The Shell House
of Isla Mujeres
By Tim Cotroneo
Ask any Isla Mujeres taxi driver about the truth behind the island’s seashell home and you’ll notice his eyes in the rear view mirror becoming very round. The driver usually answers by telling of a mammoth conch shell washing up along the southeastern edge of the Isla Mujeres’ coastline.
If you’re interested in seeing evidence of this giant seashell, the taxi driver responds by driving south from the Isla Mujeres ferry dock. During a picturesque 15-minute drive showcasing the Caribbean Sea, the driver explains that the conch meat inside this seashell was so abundant it fed the entire island.
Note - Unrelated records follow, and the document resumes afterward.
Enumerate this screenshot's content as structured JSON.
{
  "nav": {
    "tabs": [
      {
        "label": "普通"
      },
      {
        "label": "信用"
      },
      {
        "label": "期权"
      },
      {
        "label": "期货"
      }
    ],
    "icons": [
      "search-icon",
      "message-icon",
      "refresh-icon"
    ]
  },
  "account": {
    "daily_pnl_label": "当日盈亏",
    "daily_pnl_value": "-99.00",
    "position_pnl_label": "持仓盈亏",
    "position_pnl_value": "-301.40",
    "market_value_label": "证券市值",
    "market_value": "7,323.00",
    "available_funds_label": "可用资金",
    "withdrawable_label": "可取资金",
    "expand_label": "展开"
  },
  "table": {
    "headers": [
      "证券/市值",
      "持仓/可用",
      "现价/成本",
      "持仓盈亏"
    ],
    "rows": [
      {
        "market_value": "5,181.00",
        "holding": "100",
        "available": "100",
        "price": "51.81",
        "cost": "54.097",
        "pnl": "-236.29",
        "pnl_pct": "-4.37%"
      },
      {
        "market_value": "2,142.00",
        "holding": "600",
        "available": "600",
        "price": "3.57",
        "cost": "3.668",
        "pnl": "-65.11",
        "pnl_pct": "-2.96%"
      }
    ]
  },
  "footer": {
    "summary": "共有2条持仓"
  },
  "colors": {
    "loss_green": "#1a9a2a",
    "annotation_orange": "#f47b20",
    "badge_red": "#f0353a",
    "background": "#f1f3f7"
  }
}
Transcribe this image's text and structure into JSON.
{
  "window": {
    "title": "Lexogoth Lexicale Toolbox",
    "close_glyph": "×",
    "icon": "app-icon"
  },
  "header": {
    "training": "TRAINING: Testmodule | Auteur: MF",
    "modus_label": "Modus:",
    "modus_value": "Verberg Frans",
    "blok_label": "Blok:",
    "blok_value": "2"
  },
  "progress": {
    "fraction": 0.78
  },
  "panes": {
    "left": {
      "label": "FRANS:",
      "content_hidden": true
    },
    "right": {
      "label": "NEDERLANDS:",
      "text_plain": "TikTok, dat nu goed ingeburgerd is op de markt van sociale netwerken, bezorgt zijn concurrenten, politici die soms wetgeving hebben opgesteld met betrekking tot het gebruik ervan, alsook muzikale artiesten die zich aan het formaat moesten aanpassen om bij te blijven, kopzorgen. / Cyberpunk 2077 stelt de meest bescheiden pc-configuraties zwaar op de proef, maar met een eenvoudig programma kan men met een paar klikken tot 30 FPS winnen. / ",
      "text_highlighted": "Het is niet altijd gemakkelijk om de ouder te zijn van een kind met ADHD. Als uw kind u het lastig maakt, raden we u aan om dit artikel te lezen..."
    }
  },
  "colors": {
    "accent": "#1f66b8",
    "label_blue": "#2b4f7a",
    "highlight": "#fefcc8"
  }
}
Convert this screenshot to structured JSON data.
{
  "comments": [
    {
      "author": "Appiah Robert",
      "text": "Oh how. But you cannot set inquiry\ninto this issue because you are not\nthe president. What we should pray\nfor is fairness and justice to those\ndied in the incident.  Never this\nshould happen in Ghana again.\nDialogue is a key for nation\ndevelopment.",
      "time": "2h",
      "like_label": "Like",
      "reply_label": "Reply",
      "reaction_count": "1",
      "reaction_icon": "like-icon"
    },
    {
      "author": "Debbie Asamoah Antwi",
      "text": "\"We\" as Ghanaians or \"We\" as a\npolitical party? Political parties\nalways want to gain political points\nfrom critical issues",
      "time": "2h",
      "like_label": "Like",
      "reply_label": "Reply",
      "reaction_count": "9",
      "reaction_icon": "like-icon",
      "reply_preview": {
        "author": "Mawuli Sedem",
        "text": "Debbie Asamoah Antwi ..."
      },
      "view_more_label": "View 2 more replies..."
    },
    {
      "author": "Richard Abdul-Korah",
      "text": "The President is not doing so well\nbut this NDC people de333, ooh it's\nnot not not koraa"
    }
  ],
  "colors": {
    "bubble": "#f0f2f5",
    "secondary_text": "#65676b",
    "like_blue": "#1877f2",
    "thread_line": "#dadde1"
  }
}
The driver concludes his story by sharing that the remains of the shell exist today in an upscale residential area. As he completes his sentence, the taxi begins to slow. The driver pulls over and points to a white, two-story home that is guarded by a gate and palm trees. As you step out of the taxi, you can’t help but gawk.
The story that there was enough conch meat to feed an entire island is more fiction than fact. The idea that a home was built in the likeness of a conch shell is amazingly true.
The vision of building a home resembling a seashell was something Architect Eduardo Ocampo had dreamed about ever since he first arrived on Isla Mujeres in 1967. Ocampo came to Isla Mujeres over 40 years ago to assist in the second phase design and construction of the Nabalam Hotel. The Isla Mujeres visual that hit Ocampo like a thunderbolt was that the island’s shoreline was absolutely thick with seashells.
Eduardo and his wife Raquel would eventually settle on Isla Mujeres. When his older brother, artist Octavio Ocampo, came to visit, he requested that Eduardo build him an art studio so he could paint during future stays. Eduardo decided his brother’s new studio and residence would be an opportunity to realize his dream of designing a house built in the image of a seashell.
In 2001, Eduardo gathered a construction team to start building the Shell House. None of the construction workers could comprehend building a home that wasn’t square. Eduardo wanted every aspect of the home to be rounded. The exterior, the interior rooms, the windows, and the bathrooms would all be round. Eduardo was undertaking an architectural design that had never before been done.
The house was originally a single story. Eduardo wanted the main residence to also include a peak, just like a conch shell. He started constructing this aspect of the home himself. Eduardo needed to work solo on the home’s upper level because the idea of adding jagged twirling peaks on either side of the concrete rooftop was too hard for the workers to imagine, let alone construct.
Vacation in a Seashell
From start to finish, it took Eduardo three years to complete construction of the Shell House. The current version of the residence includes a round seating area in the sunken living room, a kitchen with a beach scene ingrained into a shelf, a spiral staircase, a massively round bedroom with a round bed and scallop shell headboard, bathrooms with water draining through seashells, and paintings of mermaids by brother Octavio on the walls.
The outside grounds feature a fabulous swimming pool, as well as a Moon Shell sister home for guests. The Shell House is a magnet for curious vacationers and honeymooners from all around the world looking to rent a once-in-a-lifetime getaway.
It gives Eduardo immense satisfaction to see a guest’s reaction to his architectural marvel. Eduardo Ocampo dared to think outside the box when it came to recreating his earliest Isla Mujeres memory. Eduardo explained his architectural dream come true this way, “Everything doesn’t have to be square. I wanted to do build something very unique.”
If you have the chance to visit Isla Mujeres, located just 20 minutes by sea from Cancun, don’t forget to ask your taxi driver about the home built like a seashell. Pay attention to the taxi driver’s eyes in the rear view mirror. Like Eduardo Ocampo’s vision for his brother’s art studio, your eyes can’t help but become very round when telling the story of the Yucatan’s largest seashell.